The city of Cambridge has been settled since the Bronze Age and was once a Roman town called Duroliponte. Today, it is best known as the home of the University of Cambridge, founded in 1209 by students from Oxford. Like its academic rival, Cambridge is home to a number of beautiful and historic college chapels as well as several interesting parish churches. Many of them boast unique architecture and art and have close historical ties with English monarchs.
King's College Chapel
This Late Gothic chapel is famed for its fine architecture, its rare early 16th-century windows, exquisite fan vaulting, a Renaissance wooden screen, and Rubens altarpiece.
Officially named the Church of the Holy Sepulchre, the Round Church was built around 1130, making it one of the oldest buildings in Cambridge. It is one of only four medieval round churches in England.
St. Mary's University Church
Built from 1478 to 1519, Great St. Mary's (as it is also called) is the primary parish church of Cambridge as well as the university church. It played a significant role in English Reformation history.
Our Lady and the English Martyrs
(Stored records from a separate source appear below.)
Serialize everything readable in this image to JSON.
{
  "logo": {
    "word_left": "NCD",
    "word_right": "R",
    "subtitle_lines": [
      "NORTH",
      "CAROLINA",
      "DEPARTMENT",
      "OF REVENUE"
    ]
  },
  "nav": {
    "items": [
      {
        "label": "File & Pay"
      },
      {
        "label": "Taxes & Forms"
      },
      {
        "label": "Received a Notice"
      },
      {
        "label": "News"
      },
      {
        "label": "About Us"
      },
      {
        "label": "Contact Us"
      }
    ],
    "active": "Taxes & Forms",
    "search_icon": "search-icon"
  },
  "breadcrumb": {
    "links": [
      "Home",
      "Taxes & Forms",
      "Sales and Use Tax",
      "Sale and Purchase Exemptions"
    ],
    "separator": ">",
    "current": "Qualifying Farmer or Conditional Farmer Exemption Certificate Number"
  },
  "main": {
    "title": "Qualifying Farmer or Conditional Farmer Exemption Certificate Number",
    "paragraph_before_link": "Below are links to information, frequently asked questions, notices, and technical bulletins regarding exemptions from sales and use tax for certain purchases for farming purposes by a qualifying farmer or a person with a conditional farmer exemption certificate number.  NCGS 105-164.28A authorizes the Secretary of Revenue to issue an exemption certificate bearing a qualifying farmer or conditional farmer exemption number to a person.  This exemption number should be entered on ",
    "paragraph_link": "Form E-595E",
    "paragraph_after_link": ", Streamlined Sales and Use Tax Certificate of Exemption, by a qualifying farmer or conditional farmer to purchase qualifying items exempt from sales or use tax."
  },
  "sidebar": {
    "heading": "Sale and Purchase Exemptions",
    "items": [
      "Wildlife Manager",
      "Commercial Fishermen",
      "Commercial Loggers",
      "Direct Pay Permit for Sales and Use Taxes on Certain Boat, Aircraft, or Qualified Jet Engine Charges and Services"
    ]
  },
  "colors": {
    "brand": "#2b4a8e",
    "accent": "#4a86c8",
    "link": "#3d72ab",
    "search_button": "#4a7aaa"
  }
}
Built 1885-90, this Roman Catholic church was funded by a ballet dancer. It honors the English Catholics who died during the Reformation, many of whom were members of the University of Cambridge.